Zoe joined the group. “I found this in the park, Sara, but I don't know what it is.”
“It's a kazoo, Zoe,” Sara said. “But it's broken. See, it's cracked on the side. Let's add it to our trash collection, okay?”
“K,” Zoe said with a smile. “Do you want these puzzle pieces I found too?”
“We're not ready for the letter P yet, Zoe. We've found A, B, C, D, E, F, G, H, I, J, and K, so we're looking for L now,” Sara explained. “We'll save your puzzle pieces for later.”
“You know,” Sara continued, “the park might be a good place to find more alphabet trash. Let's go!”
Sara was right. She and her friends picked up many things at the park to add to their collection. They found a half-eaten lollipop in some litter on the ground. Someone had left a milk carton on a bench. They collected a net near a nest up in a tree, and even a broken oar by the pond.
“Now that we've got L, M, N, and O, we're ready for your puzzle pieces, Zoe,” Sara said with a smile. “P is for the puzzle pieces!” shouted Zoe.
“There's Ernie and Bert,” Big Bird said. “Maybe they've come to help us clean.” “I hope so,” Sara said. “We still haven't found anything for Q.”
“We heard you were looking for trash,” Bert said. “So Ernie and I cleaned out our closet.”
“Let's see,” Ernie said, reaching into a large bag. “We have one queen from Bert's chess set. I lost the other pieces. There's my red rocket ship that broke last year. Oh, and here's an old skate.”
“And here are some train tracks. Someone left them outside and they got trampled,” Bert said. “Now you have Q, R, S, and T.”
“Hey, Sara,” a grouchy voice called. “Take this umbrella. And here, Telly dropped off this vase. It's cracked...just like some people I know.”

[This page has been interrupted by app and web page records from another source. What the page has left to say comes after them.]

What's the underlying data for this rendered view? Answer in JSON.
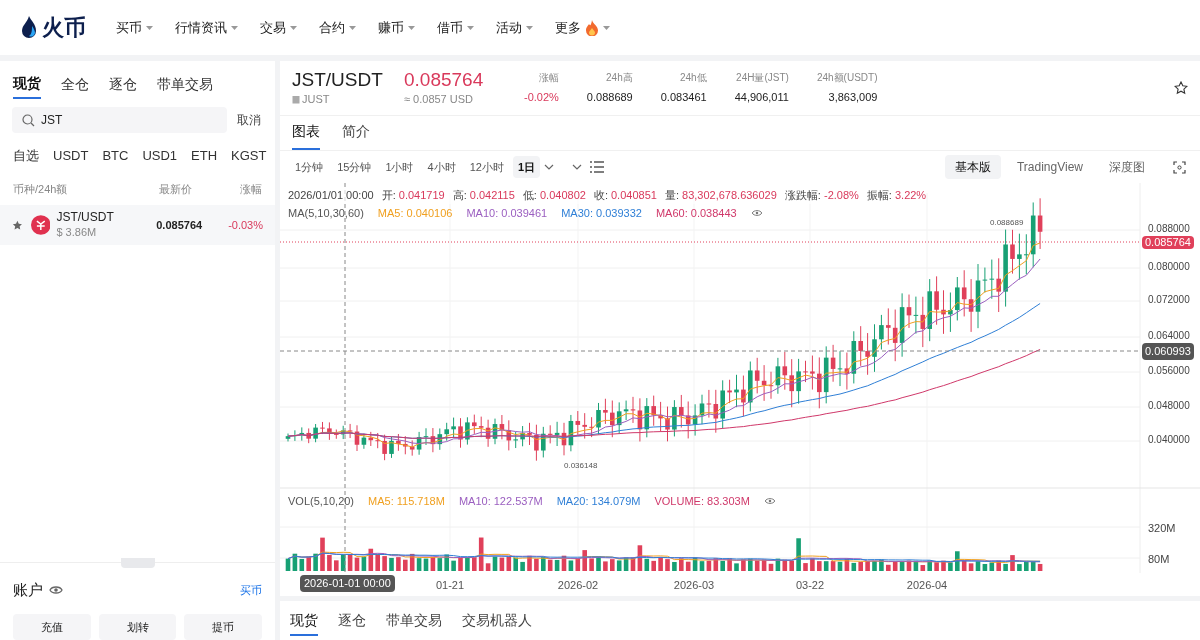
{
  "nav": {
    "logo": "火币",
    "items": [
      {
        "label": "买币",
        "hot": false
      },
      {
        "label": "行情资讯",
        "hot": false
      },
      {
        "label": "交易",
        "hot": false
      },
      {
        "label": "合约",
        "hot": false
      },
      {
        "label": "赚币",
        "hot": false
      },
      {
        "label": "借币",
        "hot": false
      },
      {
        "label": "活动",
        "hot": false
      },
      {
        "label": "更多",
        "hot": true
      }
    ]
  },
  "sidebar": {
    "tabs": [
      {
        "label": "现货",
        "selected": true
      },
      {
        "label": "全仓",
        "selected": false
      },
      {
        "label": "逐仓",
        "selected": false
      },
      {
        "label": "带单交易",
        "selected": false
      }
    ],
    "search": {
      "value": "JST",
      "cancel": "取消"
    },
    "quote_tabs": [
      "自选",
      "USDT",
      "BTC",
      "USD1",
      "ETH",
      "KGST"
    ],
    "columns": [
      "币种/24h额",
      "最新价",
      "涨幅"
    ],
    "rows": [
      {
        "pair": "JST/USDT",
        "volume": "$ 3.86M",
        "price": "0.085764",
        "change": "-0.03%",
        "negative": true
      }
    ],
    "account": {
      "title": "账户",
      "link": "买币",
      "buttons": [
        "充值",
        "划转",
        "提币"
      ]
    }
  },
  "header": {
    "pair": "JST/USDT",
    "name": "JUST",
    "price": "0.085764",
    "usd": "≈ 0.0857 USD",
    "stats": [
      {
        "label": "涨幅",
        "value": "-0.02%",
        "negative": true
      },
      {
        "label": "24h高",
        "value": "0.088689",
        "negative": false
      },
      {
        "label": "24h低",
        "value": "0.083461",
        "negative": false
      },
      {
        "label": "24H量(JST)",
        "value": "44,906,011",
        "negative": false
      },
      {
        "label": "24h额(USDT)",
        "value": "3,863,009",
        "negative": false
      }
    ]
  },
  "chart_tabs": [
    {
      "label": "图表",
      "selected": true
    },
    {
      "label": "简介",
      "selected": false
    }
  ],
  "intervals": [
    {
      "label": "1分钟",
      "selected": false
    },
    {
      "label": "15分钟",
      "selected": false
    },
    {
      "label": "1小时",
      "selected": false
    },
    {
      "label": "4小时",
      "selected": false
    },
    {
      "label": "12小时",
      "selected": false
    },
    {
      "label": "1日",
      "selected": true
    }
  ],
  "views": [
    {
      "label": "基本版",
      "selected": true
    },
    {
      "label": "TradingView",
      "selected": false
    },
    {
      "label": "深度图",
      "selected": false
    }
  ],
  "chart": {
    "date": "2026/01/01 00:00",
    "ohlc": [
      {
        "label": "开:",
        "value": "0.041719"
      },
      {
        "label": "高:",
        "value": "0.042115"
      },
      {
        "label": "低:",
        "value": "0.040802"
      },
      {
        "label": "收:",
        "value": "0.040851"
      },
      {
        "label": "量:",
        "value": "83,302,678.636029"
      },
      {
        "label": "涨跌幅:",
        "value": "-2.08%"
      },
      {
        "label": "振幅:",
        "value": "3.22%"
      }
    ],
    "ma_label": "MA(5,10,30,60)",
    "ma": [
      {
        "label": "MA5: 0.040106",
        "color": "#f0a020"
      },
      {
        "label": "MA10: 0.039461",
        "color": "#9b5fc0"
      },
      {
        "label": "MA30: 0.039332",
        "color": "#2f7fd6"
      },
      {
        "label": "MA60: 0.038443",
        "color": "#d0386a"
      }
    ],
    "price_ticks": [
      "0.088000",
      "0.080000",
      "0.072000",
      "0.064000",
      "0.056000",
      "0.048000",
      "0.040000"
    ],
    "last_price": "0.085764",
    "crosshair_price": "0.060993",
    "high_label": "0.088689",
    "low_label": "0.036148",
    "vol_label": "VOL(5,10,20)",
    "vol_ma": [
      {
        "label": "MA5: 115.718M",
        "color": "#f0a020"
      },
      {
        "label": "MA10: 122.537M",
        "color": "#9b5fc0"
      },
      {
        "label": "MA20: 134.079M",
        "color": "#2f7fd6"
      },
      {
        "label": "VOLUME: 83.303M",
        "color": "#d0386a"
      }
    ],
    "vol_ticks": [
      "320M",
      "80M"
    ],
    "crosshair_date": "2026-01-01 00:00",
    "x_labels": [
      "01-21",
      "2026-02",
      "2026-03",
      "03-22",
      "2026-04"
    ]
  },
  "bottom_tabs": [
    {
      "label": "现货",
      "selected": true
    },
    {
      "label": "逐仓",
      "selected": false
    },
    {
      "label": "带单交易",
      "selected": false
    },
    {
      "label": "交易机器人",
      "selected": false
    }
  ]
}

“Thanks, Oscar, that's great for U and V,” Sara said.
Just then Big Bird spied his wobbly wheelbarrow. “Wow, that's perfect for W. But Sara,” Big Bird groaned, “What about X? There aren't any X-rays or xylophones around.”

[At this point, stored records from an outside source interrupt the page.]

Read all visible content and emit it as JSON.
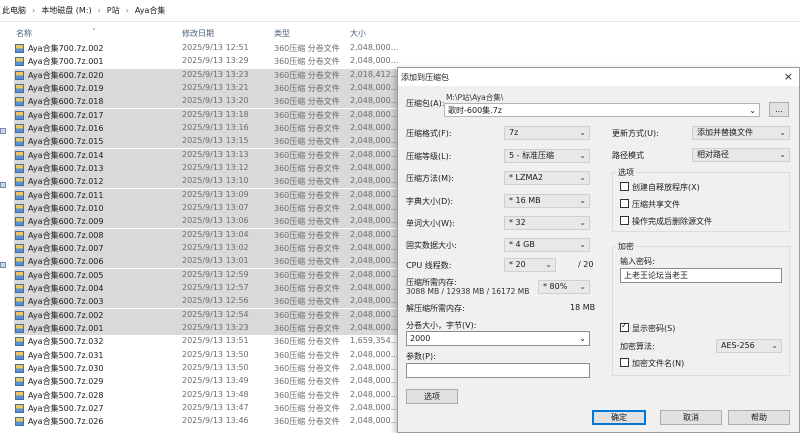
{
  "breadcrumb": [
    "此电脑",
    "本地磁盘 (M:)",
    "P站",
    "Aya合集"
  ],
  "columns": {
    "name": "名称",
    "date": "修改日期",
    "type": "类型",
    "size": "大小"
  },
  "files": [
    {
      "name": "Aya合集700.7z.002",
      "date": "2025/9/13 12:51",
      "type": "360压缩 分卷文件",
      "size": "2,048,000...",
      "selected": false
    },
    {
      "name": "Aya合集700.7z.001",
      "date": "2025/9/13 13:29",
      "type": "360压缩 分卷文件",
      "size": "2,048,000...",
      "selected": false
    },
    {
      "name": "Aya合集600.7z.020",
      "date": "2025/9/13 13:23",
      "type": "360压缩 分卷文件",
      "size": "2,018,412...",
      "selected": true
    },
    {
      "name": "Aya合集600.7z.019",
      "date": "2025/9/13 13:21",
      "type": "360压缩 分卷文件",
      "size": "2,048,000...",
      "selected": true
    },
    {
      "name": "Aya合集600.7z.018",
      "date": "2025/9/13 13:20",
      "type": "360压缩 分卷文件",
      "size": "2,048,000...",
      "selected": true
    },
    {
      "name": "Aya合集600.7z.017",
      "date": "2025/9/13 13:18",
      "type": "360压缩 分卷文件",
      "size": "2,048,000...",
      "selected": true
    },
    {
      "name": "Aya合集600.7z.016",
      "date": "2025/9/13 13:16",
      "type": "360压缩 分卷文件",
      "size": "2,048,000...",
      "selected": true
    },
    {
      "name": "Aya合集600.7z.015",
      "date": "2025/9/13 13:15",
      "type": "360压缩 分卷文件",
      "size": "2,048,000...",
      "selected": true
    },
    {
      "name": "Aya合集600.7z.014",
      "date": "2025/9/13 13:13",
      "type": "360压缩 分卷文件",
      "size": "2,048,000...",
      "selected": true
    },
    {
      "name": "Aya合集600.7z.013",
      "date": "2025/9/13 13:12",
      "type": "360压缩 分卷文件",
      "size": "2,048,000...",
      "selected": true
    },
    {
      "name": "Aya合集600.7z.012",
      "date": "2025/9/13 13:10",
      "type": "360压缩 分卷文件",
      "size": "2,048,000...",
      "selected": true
    },
    {
      "name": "Aya合集600.7z.011",
      "date": "2025/9/13 13:09",
      "type": "360压缩 分卷文件",
      "size": "2,048,000...",
      "selected": true
    },
    {
      "name": "Aya合集600.7z.010",
      "date": "2025/9/13 13:07",
      "type": "360压缩 分卷文件",
      "size": "2,048,000...",
      "selected": true
    },
    {
      "name": "Aya合集600.7z.009",
      "date": "2025/9/13 13:06",
      "type": "360压缩 分卷文件",
      "size": "2,048,000...",
      "selected": true
    },
    {
      "name": "Aya合集600.7z.008",
      "date": "2025/9/13 13:04",
      "type": "360压缩 分卷文件",
      "size": "2,048,000...",
      "selected": true
    },
    {
      "name": "Aya合集600.7z.007",
      "date": "2025/9/13 13:02",
      "type": "360压缩 分卷文件",
      "size": "2,048,000...",
      "selected": true
    },
    {
      "name": "Aya合集600.7z.006",
      "date": "2025/9/13 13:01",
      "type": "360压缩 分卷文件",
      "size": "2,048,000...",
      "selected": true
    },
    {
      "name": "Aya合集600.7z.005",
      "date": "2025/9/13 12:59",
      "type": "360压缩 分卷文件",
      "size": "2,048,000...",
      "selected": true
    },
    {
      "name": "Aya合集600.7z.004",
      "date": "2025/9/13 12:57",
      "type": "360压缩 分卷文件",
      "size": "2,048,000...",
      "selected": true
    },
    {
      "name": "Aya合集600.7z.003",
      "date": "2025/9/13 12:56",
      "type": "360压缩 分卷文件",
      "size": "2,048,000...",
      "selected": true
    },
    {
      "name": "Aya合集600.7z.002",
      "date": "2025/9/13 12:54",
      "type": "360压缩 分卷文件",
      "size": "2,048,000...",
      "selected": true
    },
    {
      "name": "Aya合集600.7z.001",
      "date": "2025/9/13 13:23",
      "type": "360压缩 分卷文件",
      "size": "2,048,000...",
      "selected": true
    },
    {
      "name": "Aya合集500.7z.032",
      "date": "2025/9/13 13:51",
      "type": "360压缩 分卷文件",
      "size": "1,659,354...",
      "selected": false
    },
    {
      "name": "Aya合集500.7z.031",
      "date": "2025/9/13 13:50",
      "type": "360压缩 分卷文件",
      "size": "2,048,000...",
      "selected": false
    },
    {
      "name": "Aya合集500.7z.030",
      "date": "2025/9/13 13:50",
      "type": "360压缩 分卷文件",
      "size": "2,048,000...",
      "selected": false
    },
    {
      "name": "Aya合集500.7z.029",
      "date": "2025/9/13 13:49",
      "type": "360压缩 分卷文件",
      "size": "2,048,000...",
      "selected": false
    },
    {
      "name": "Aya合集500.7z.028",
      "date": "2025/9/13 13:48",
      "type": "360压缩 分卷文件",
      "size": "2,048,000...",
      "selected": false
    },
    {
      "name": "Aya合集500.7z.027",
      "date": "2025/9/13 13:47",
      "type": "360压缩 分卷文件",
      "size": "2,048,000...",
      "selected": false
    },
    {
      "name": "Aya合集500.7z.026",
      "date": "2025/9/13 13:46",
      "type": "360压缩 分卷文件",
      "size": "2,048,000...",
      "selected": false
    }
  ],
  "dialog": {
    "title": "添加到压缩包",
    "close": "×",
    "archive_label": "压缩包(A):",
    "archive_path": "M:\\P站\\Aya合集\\",
    "archive_name": "歌时-600集.7z",
    "browse": "...",
    "format_label": "压缩格式(F):",
    "format": "7z",
    "level_label": "压缩等级(L):",
    "level": "5 - 标准压缩",
    "method_label": "压缩方法(M):",
    "method": "* LZMA2",
    "dict_label": "字典大小(D):",
    "dict": "* 16 MB",
    "word_label": "单词大小(W):",
    "word": "* 32",
    "solid_label": "固实数据大小:",
    "solid": "* 4 GB",
    "cpu_label": "CPU 线程数:",
    "cpu": "* 20",
    "cpu_total": "/ 20",
    "mem_comp_label": "压缩所需内存:",
    "mem_comp": "3088 MB / 12938 MB / 16172 MB",
    "mem_pct": "* 80%",
    "mem_decomp_label": "解压缩所需内存:",
    "mem_decomp": "18 MB",
    "split_label": "分卷大小，字节(V):",
    "split": "2000",
    "params_label": "参数(P):",
    "params": "",
    "options_button": "选项",
    "update_label": "更新方式(U):",
    "update": "添加并替换文件",
    "path_label": "路径模式",
    "path_mode": "相对路径",
    "opts_title": "选项",
    "opt_sfx": "创建自释放程序(X)",
    "opt_sfx_checked": false,
    "opt_shared": "压缩共享文件",
    "opt_shared_checked": false,
    "opt_delete": "操作完成后删除源文件",
    "opt_delete_checked": false,
    "enc_title": "加密",
    "enc_pw_label": "输入密码:",
    "enc_pw": "上老王论坛当老王",
    "show_pw": "显示密码(S)",
    "show_pw_checked": true,
    "enc_method_label": "加密算法:",
    "enc_method": "AES-256",
    "enc_names": "加密文件名(N)",
    "enc_names_checked": false,
    "ok": "确定",
    "cancel": "取消",
    "help": "帮助"
  }
}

“X is tough. But look, Big Bird, Sara said with a smile. “Two of the umbrella's ribs are making an X. Can you see it?”
“Yes! And look, there's a tangled piece of yarn around on the wheels of my old wheelbarrow!” Big Bird cried. “Yay! That's our Y!”
“Let's see. A, B, C, D, E, F, G, H, I, J, K, L, M, N, O, P, Q, R, S, T, U, V, W, X, Y, and Z,” Sara sang.
“Oh no, Sara, ” Big Bird wailed. “We haven't found anything that starts with Z.”
“Don't worry, Big Bird,” Sara said. “See, the zipper is broken on my old wallet. I had it in my pocket all the time.”
“All right! Sara found Z!” Big Bird shouted. “We went through the whole alphabet, and we made the neighborhood look cleaner than ever.”
“I sure had a lot of fun helping you with your big job, Big Bird. Now I'd better go home to Cincinnati, Ohio,” Sara said. “Besides, I can't wait to tell Carrie, Leah and Chris how much fun it is playing games with the alphabet!”